Determining the number of presales resources is an inexact science in most of our clients. Many companies use a ratio approach to staffing, such as a 2:1 ratio of salespeople to presales. The shifts in the market over the past five years have turned the staffing ratio into an algorithm. The introduction of more business development representatives that require demos, client success managers, and account managers are primary contributors to this complication. Optimizing presales resources requires a more sophisticated analysis of the entire client engagement process. Metric-based resource analysis and planning tell you part of the picture. The metrics are grounded in the current skill set of your presales, business development reps, salespeople, client success reps, and account managers. Improving the skills of these team member’s demonstrations plays a crucial role in optimizing your resources. At 2Win, we provide targeted discovery, demo, and storytelling training for each of those roles. With the clarity of metrics and optimized skills, every organization will improve their competitive wins, increase renewals, expand licensing, and reduce losses to the largest competitor of all: “No decision.”

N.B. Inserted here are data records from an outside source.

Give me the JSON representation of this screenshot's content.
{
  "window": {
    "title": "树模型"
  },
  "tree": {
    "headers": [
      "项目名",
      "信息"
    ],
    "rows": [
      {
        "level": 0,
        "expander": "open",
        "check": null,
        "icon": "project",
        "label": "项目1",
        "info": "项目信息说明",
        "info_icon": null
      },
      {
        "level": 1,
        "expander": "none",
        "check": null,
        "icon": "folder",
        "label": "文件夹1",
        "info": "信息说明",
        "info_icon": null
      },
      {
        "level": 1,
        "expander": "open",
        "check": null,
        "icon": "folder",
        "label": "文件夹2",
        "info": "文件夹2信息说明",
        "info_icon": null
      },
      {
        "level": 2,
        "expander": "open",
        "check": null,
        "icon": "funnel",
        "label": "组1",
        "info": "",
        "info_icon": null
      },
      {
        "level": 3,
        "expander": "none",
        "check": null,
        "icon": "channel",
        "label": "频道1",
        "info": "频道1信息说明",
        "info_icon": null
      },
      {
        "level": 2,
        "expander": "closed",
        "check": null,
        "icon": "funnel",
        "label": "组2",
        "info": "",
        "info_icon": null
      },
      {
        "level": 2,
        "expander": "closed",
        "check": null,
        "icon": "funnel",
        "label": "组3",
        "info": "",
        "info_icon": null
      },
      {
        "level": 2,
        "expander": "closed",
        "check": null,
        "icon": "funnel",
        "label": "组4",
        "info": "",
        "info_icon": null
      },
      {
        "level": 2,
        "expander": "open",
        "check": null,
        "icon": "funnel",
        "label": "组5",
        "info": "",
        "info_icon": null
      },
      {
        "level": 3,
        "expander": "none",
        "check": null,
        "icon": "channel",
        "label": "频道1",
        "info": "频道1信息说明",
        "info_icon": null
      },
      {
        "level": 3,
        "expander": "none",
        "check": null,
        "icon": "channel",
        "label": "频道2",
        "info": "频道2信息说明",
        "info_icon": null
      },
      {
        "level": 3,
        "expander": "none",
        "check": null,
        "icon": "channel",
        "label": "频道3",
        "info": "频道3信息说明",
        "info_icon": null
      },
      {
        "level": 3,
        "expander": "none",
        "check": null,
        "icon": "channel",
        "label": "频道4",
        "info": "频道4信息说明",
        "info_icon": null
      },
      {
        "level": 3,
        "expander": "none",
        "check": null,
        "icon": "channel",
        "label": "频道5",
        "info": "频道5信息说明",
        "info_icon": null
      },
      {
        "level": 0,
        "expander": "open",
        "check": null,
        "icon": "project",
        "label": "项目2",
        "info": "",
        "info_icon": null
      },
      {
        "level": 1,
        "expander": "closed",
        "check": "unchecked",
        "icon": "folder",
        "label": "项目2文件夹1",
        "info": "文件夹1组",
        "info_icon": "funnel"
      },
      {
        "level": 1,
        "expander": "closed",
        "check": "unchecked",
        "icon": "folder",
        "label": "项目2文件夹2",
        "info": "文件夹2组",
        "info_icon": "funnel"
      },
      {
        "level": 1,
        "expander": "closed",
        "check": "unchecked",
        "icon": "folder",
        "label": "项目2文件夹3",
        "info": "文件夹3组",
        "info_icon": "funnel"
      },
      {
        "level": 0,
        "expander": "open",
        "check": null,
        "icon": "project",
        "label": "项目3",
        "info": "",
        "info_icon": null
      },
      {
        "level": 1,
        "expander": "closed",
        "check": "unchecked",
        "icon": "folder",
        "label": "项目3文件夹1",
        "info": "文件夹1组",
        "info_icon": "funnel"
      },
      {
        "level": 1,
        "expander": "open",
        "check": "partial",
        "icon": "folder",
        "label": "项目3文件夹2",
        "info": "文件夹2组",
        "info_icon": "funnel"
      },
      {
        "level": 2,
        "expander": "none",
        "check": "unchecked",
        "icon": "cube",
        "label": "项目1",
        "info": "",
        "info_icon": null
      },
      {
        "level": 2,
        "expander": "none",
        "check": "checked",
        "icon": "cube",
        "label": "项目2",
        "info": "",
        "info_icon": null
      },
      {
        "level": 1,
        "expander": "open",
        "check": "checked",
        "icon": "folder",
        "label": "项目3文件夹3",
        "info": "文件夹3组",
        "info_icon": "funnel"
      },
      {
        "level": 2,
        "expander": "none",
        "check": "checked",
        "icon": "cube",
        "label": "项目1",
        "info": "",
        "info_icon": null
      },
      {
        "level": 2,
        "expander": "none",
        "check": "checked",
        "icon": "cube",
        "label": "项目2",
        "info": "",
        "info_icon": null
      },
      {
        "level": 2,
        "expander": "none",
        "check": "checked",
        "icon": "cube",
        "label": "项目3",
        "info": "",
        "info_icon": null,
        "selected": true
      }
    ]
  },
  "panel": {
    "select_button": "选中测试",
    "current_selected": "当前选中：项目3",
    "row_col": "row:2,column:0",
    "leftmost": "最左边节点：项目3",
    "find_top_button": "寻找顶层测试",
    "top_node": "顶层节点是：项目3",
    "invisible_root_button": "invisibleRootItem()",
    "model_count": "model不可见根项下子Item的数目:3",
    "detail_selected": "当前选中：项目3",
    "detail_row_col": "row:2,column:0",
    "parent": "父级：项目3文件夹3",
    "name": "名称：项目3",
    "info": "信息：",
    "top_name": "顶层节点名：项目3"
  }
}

Top Presales leaders justify their resources with metrics, dashboards, and reports for capacity planning and resource allocation. What’s more, they identify the “winning patterns” in Presales based on the sequence of deliverables—such as RFPs, Discovery, Demo, POCs, etc.—that result in larger deals closing faster.
Presales Leaders can finally confidently claim their place at the executive tables with the data they need to influence the product, forecasting, and ultimately drive higher revenue. Taking action on skill improvement and implementing technology that will vastly improve their entire enterprise’s performance is the first step. Funding these initiatives will offer sales enablement the best return on investment for the 2021 skills and technology budgets.
Interested in going deeper on these topics? Join Vivun and 2Win for an insightful webinar on Wednesday, February 17th.
NOTE: This blog was originally published in partnership with Vivun and is also published on their website.